**Task statement:** The answer is the set of lines that include "badge", copied from the data below.

==== Given records

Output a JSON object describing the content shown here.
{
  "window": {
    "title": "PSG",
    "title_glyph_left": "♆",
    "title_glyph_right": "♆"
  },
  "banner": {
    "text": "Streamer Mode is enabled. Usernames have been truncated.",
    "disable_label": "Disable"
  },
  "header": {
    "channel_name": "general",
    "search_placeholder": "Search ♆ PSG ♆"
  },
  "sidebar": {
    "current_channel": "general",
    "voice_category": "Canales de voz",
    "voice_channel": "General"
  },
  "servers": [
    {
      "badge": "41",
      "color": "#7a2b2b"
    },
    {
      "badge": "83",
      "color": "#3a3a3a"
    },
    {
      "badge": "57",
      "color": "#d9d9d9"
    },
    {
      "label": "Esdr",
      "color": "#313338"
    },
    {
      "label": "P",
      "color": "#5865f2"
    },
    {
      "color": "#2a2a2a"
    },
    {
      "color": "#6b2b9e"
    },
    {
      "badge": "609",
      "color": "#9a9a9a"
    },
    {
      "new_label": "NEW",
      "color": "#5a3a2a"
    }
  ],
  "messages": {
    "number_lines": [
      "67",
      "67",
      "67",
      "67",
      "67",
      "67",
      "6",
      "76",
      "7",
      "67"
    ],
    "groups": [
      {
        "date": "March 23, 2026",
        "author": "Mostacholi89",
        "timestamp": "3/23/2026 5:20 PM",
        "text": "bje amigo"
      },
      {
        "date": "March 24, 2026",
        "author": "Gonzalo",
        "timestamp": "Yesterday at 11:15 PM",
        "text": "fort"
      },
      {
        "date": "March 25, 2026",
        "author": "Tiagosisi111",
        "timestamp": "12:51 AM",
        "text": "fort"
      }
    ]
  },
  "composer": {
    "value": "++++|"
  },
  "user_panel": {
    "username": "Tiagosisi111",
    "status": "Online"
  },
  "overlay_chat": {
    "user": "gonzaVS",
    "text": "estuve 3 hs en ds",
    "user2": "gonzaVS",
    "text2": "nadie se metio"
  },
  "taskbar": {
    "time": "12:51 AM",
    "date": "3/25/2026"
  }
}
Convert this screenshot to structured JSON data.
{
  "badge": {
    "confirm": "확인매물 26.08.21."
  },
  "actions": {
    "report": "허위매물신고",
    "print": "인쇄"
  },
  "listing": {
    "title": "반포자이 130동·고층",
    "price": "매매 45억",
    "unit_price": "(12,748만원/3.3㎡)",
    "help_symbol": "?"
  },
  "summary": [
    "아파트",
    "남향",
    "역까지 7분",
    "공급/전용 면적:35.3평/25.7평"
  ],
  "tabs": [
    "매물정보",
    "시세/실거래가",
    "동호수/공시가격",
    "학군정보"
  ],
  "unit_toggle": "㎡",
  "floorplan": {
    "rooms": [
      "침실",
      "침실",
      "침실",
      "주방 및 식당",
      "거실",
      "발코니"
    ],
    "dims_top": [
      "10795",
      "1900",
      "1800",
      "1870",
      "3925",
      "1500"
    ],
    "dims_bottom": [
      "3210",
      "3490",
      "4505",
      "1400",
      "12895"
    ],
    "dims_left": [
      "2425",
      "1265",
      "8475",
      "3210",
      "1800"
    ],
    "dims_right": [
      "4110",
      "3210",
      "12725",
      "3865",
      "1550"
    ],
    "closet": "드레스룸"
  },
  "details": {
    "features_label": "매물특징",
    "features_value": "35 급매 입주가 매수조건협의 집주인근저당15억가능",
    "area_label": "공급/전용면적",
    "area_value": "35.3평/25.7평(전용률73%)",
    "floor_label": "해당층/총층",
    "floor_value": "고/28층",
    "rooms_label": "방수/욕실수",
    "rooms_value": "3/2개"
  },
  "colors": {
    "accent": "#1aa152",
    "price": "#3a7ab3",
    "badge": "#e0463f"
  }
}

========

**Output of the exercise:**
      "badge": "41",
      "badge": "83",
      "badge": "57",
      "badge": "609",
  "badge": {
    "badge": "#e0463f"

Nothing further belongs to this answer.